In the 1980's and early 1990's, I would have times during my training when I would get up at 4:00 a.m. and run 10 to 12 miles before 6:00 a.m. -- and then eat a well-deserved breakfast. I enjoyed running on the roads before the rest of the community was awake. It was quiet, usually cooler, and was a nice start to the day. I was pretty motivated in my running back then and didn't really struggle with rolling out of bed and putting on my running gear. It was then that I was covering the half-marathon distance (13 miles) in around 80 minutes -- or at about a 6-minute per mile pace. However, when training I typically kept my early-morning runs to around 6 miles per hour.

I usually ran with a hydration belt around my waist, having water handy as well as some PowerBars, banana, and other on-the-go fuel. When I did those early morning runs, I lived in Montana and when the colder months would come I would typically wait until the warmer afternoon hours to log my miles. The other day, I was driving to the office and noticed a lone runner logging his early-morning miles. It made me recall many mornings of doing the same thing. Now, before you begin to think that I'm missing those 4:00 a.m. alarm bells to get up and out the door, I can tell you that it has been about 30 years since I did that.
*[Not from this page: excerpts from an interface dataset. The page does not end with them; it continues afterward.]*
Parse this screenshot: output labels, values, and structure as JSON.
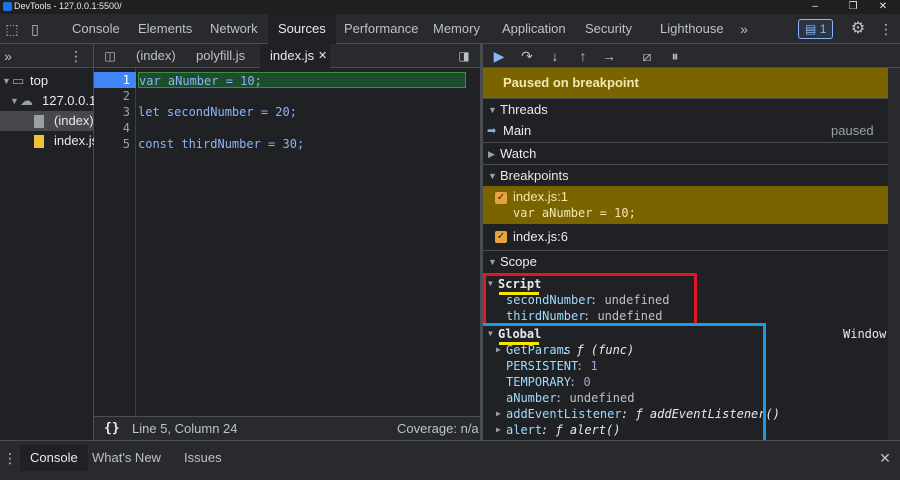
{
  "window": {
    "title": "DevTools - 127.0.0.1:5500/",
    "minimize": "–",
    "restore": "❐",
    "close": "✕"
  },
  "main_tabs": [
    "Console",
    "Elements",
    "Network",
    "Sources",
    "Performance",
    "Memory",
    "Application",
    "Security",
    "Lighthouse"
  ],
  "active_main_tab": "Sources",
  "toolbar": {
    "more_tabs": "»",
    "issues_count": "1",
    "settings_icon": "gear-icon",
    "menu_icon": "kebab-icon"
  },
  "navigator": {
    "more": "»",
    "tree": [
      {
        "label": "top",
        "icon": "frame-icon"
      },
      {
        "label": "127.0.0.1:5500",
        "icon": "cloud-icon"
      },
      {
        "label": "(index)",
        "icon": "file-icon"
      },
      {
        "label": "index.js",
        "icon": "js-file-icon"
      }
    ]
  },
  "editor": {
    "tabs": [
      "(index)",
      "polyfill.js",
      "index.js"
    ],
    "active_tab": "index.js",
    "lines": [
      {
        "n": "1",
        "text": "var aNumber = 10;"
      },
      {
        "n": "2",
        "text": ""
      },
      {
        "n": "3",
        "text": "let secondNumber = 20;"
      },
      {
        "n": "4",
        "text": ""
      },
      {
        "n": "5",
        "text": "const thirdNumber = 30;"
      }
    ],
    "status": {
      "braces": "{}",
      "position": "Line 5, Column 24",
      "coverage": "Coverage: n/a"
    }
  },
  "debugger": {
    "paused": "Paused on breakpoint",
    "threads": {
      "header": "Threads",
      "thread": "Main",
      "state": "paused"
    },
    "watch": "Watch",
    "breakpoints": {
      "header": "Breakpoints",
      "items": [
        {
          "location": "index.js:1",
          "code": "var aNumber = 10;"
        },
        {
          "location": "index.js:6",
          "code": ""
        }
      ]
    },
    "scope": {
      "header": "Scope",
      "script": {
        "label": "Script",
        "vars": [
          {
            "name": "secondNumber",
            "value": "undefined"
          },
          {
            "name": "thirdNumber",
            "value": "undefined"
          }
        ]
      },
      "global": {
        "label": "Global",
        "kind": "Window",
        "vars": [
          {
            "name": "GetParams",
            "value": "ƒ (func)"
          },
          {
            "name": "PERSISTENT",
            "value": "1"
          },
          {
            "name": "TEMPORARY",
            "value": "0"
          },
          {
            "name": "aNumber",
            "value": "undefined"
          },
          {
            "name": "addEventListener",
            "value": "ƒ addEventListener()"
          },
          {
            "name": "alert",
            "value": "ƒ alert()"
          }
        ]
      }
    }
  },
  "drawer": {
    "tabs": [
      "Console",
      "What's New",
      "Issues"
    ],
    "active": "Console",
    "close": "✕",
    "menu": "⋮"
  },
  "colors": {
    "accent": "#4285f4",
    "paused": "#7a6400",
    "annotation_red": "#e0162b",
    "annotation_blue": "#1a9be6",
    "annotation_yellow": "#f7e600"
  }
}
Even when I trained in my 40's to run across states and countries I logged most of my miles in the afternoon. No, I don't miss pounding my body into the pavement to start the day.

Here's what some experts say can be gained from an early morning run:

  • You can lose weight and eat less. Weight watchers vouch for a morning run without breakfast as the body starts burning up fat in the absence of carbs and proteins to burn for energy. If you usually eat a high-fat, high-calorie diet, running in the morning on an empty stomach can prevent weight gain and improve your glucose tolerance. Also, a morning workout has been seen to reduce one’s motivation for eating through the day.
  • You can build muscles. Early morning is a good time if you want to build your muscles. Testosterone, the hormone for muscle growth, is said to peak between 5:30 and 8:00 a.m. However, you need to eat a good protein-rich breakfast after the run. Otherwise, you’ll end up losing muscle mass.
  • Your mood can improve and you can fight depression. Most patients of depression complain they feel the worst in the morning. This is because levels of cortisol, the stress hormone, are the highest in the morning at around 8:00 a.m. Running can help with depression as it helps release mood-lifting hormones called endorphins. And this may show a more pronounced effect in the morning. But running at any other point of the day can also beat depression.
  • You can lower your blood pressure. A study has shown that running in the morning (6–8 am) can bring down the systolic blood pressure (the first number in your BP reading) during the day in patients with hypertension. It also brings down the 24-hour BP in dippers — patients whose blood pressure naturally dips at night. If you have depression and high blood pressure, running in the morning can help. But a good warm-up is mandatory to avoid injuries or heart-related problems. Another study on pre-hypertensive people showed that exercising at 7:00 a.m. resulted in a 10 percent drop in blood pressure during the day and 25 percent during night. People who exercised at 7:00 a.m. also slept better than before.

However, there are also some cons that may come from running early in the morning. The core body temperature remains low during morning, which means that your muscles are stiff, your power output is low, and you are more vulnerable to injuries. Both your oxygen intake and outflow are low, and this can affect your breathing capacity. Your blood pressure is also higher. People are most vulnerable to heart attacks and strokes in the morning.

Honestly, I enjoyed the long distances I ran before the sun came up. Even when I ran solo across America I would typically be on the road by 7 a.m., and when I had a 40+ mile day with the temperature expected to reach 90+ degrees, I would often get on the road at around 5:30 a.m. The earliest I hit the road during my coast-to-coast run was 3:45 a.m. when I was facing a 45-mile, 100-degree day with windy conditions.

Keep Reaching For Life's Mileposts,